Three suspects were arrested Wednesday in connection with a string of rural church fires that plagued Alabama in early February in what one of the suspects is saying started out as a "joke" that went too far.
Matthew Lee Cloyd, 20, was in federal custody along with Benjamin Moseley and Russell Lee DeBusk Jr., both 19. Moseley and DeBusk, both students at the Birmingham Southern College, were arrested and arraigned earlier in the day, facing charges of conspiracy and individual counts in the arsons at five Bibb County churches and four in west Alabama, officials said.
Moseley and DeBusk were being held in custody until their hearing set for Friday. Cloyd was expected to appear in court as soon as the judge's docket would allow.
An affidavit from the Bureau of Alcohol, Tobacco and Firearms said Moseley told agents on Wednesday that he, Cloyd and DeBusk went to Bibb County in Cloyd's Toyota sport utility vehicle on Feb. 2 and set fire to five churches. A witness quoted Cloyd as saying Moseley did it "as a joke and it got out of hand," according to the affidavit.
Moseley also told agents the four church fires in west Alabama were set "as a diversion to throw investigators off," an attempt that "obviously did not work," the affidavit said.
“What we have is a ring of terror that has toppled and come to an end," Alabama’s Attorney General Troy King said. "A man’s evil deeds will find him out. Today I believe they have.”
The day before the arrests, agents spoke with Cloyd's parents, Kimberly and Michael Cloyd. The father said his son admitted that "he knew who did it and he was there," according to the affidavit.
Although the ATF offered a $10,000 reward for tips in the case, authorities say Wednesday’s arrests came from “good-old fashioned police work.”
Rep. Spencer Bachus said he believed that religion was not a motive in the fires said Wednesday in an interview with FOX News Radio.
A joint federal-state task force has been investigating nine rural church arsons since Feb. 3. Those nine involved church break-ins, with fires started inside. They also were all rural Baptist churches and in both black and white communities.
Police had been looking for a pair of "bosom buddies," possibly two white males seen in a sport utility vehicle near a number of the fires.
Five churches were hit on Feb. 3 in Bibb County, three of which were destroyed. Four more churches were hit Feb. 7 in various counties, two of which were destroyed. In several cases, the blazes were set at the pulpits and altars. All were set afire during the pre-dawn hours of the day.

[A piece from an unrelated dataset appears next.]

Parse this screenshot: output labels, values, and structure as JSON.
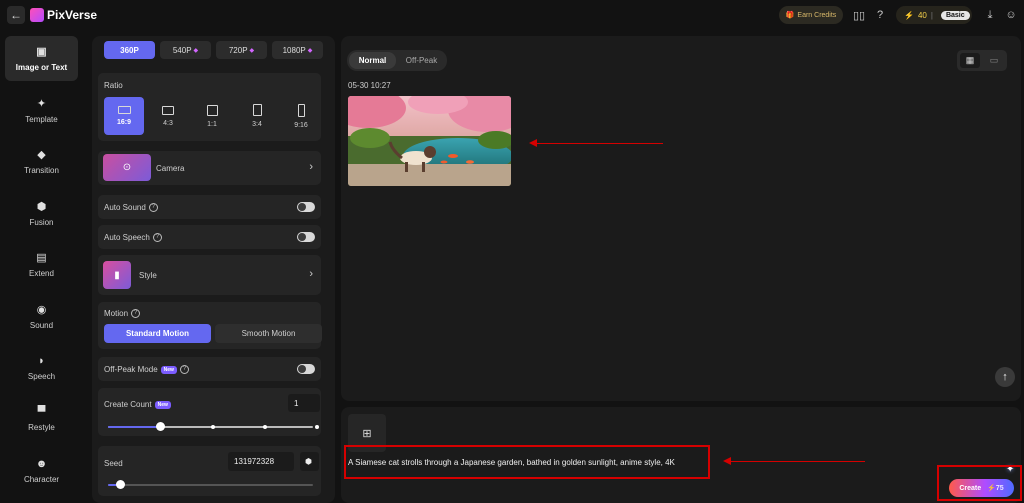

A 10th rural Baptist church fire, in Lamar County, has been ruled arson but is not believed to be connected to the others. It was discovered on Feb. 11.

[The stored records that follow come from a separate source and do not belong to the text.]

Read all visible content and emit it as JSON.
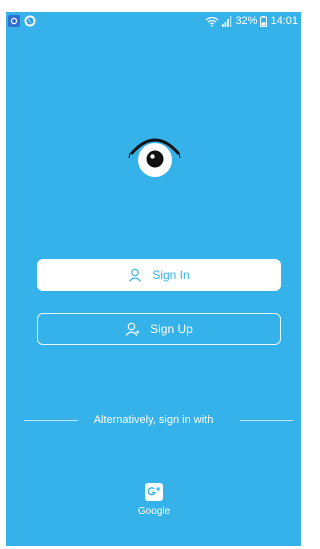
{
  "colors": {
    "background": "#35b2ea",
    "button_text": "#35b2ea",
    "white": "#ffffff"
  },
  "status_bar": {
    "notification_icons": [
      "app-notification-icon",
      "messaging-icon"
    ],
    "battery_percent": "32%",
    "time": "14:01"
  },
  "logo": {
    "icon": "eye-logo-icon"
  },
  "sign_in": {
    "label": "Sign In",
    "icon": "user-icon"
  },
  "sign_up": {
    "label": "Sign Up",
    "icon": "add-user-icon"
  },
  "alternative": {
    "text": "Alternatively, sign in with"
  },
  "google": {
    "label": "Google",
    "icon": "google-plus-icon"
  }
}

Cassie Carothers and the Associated Press contributed to this report.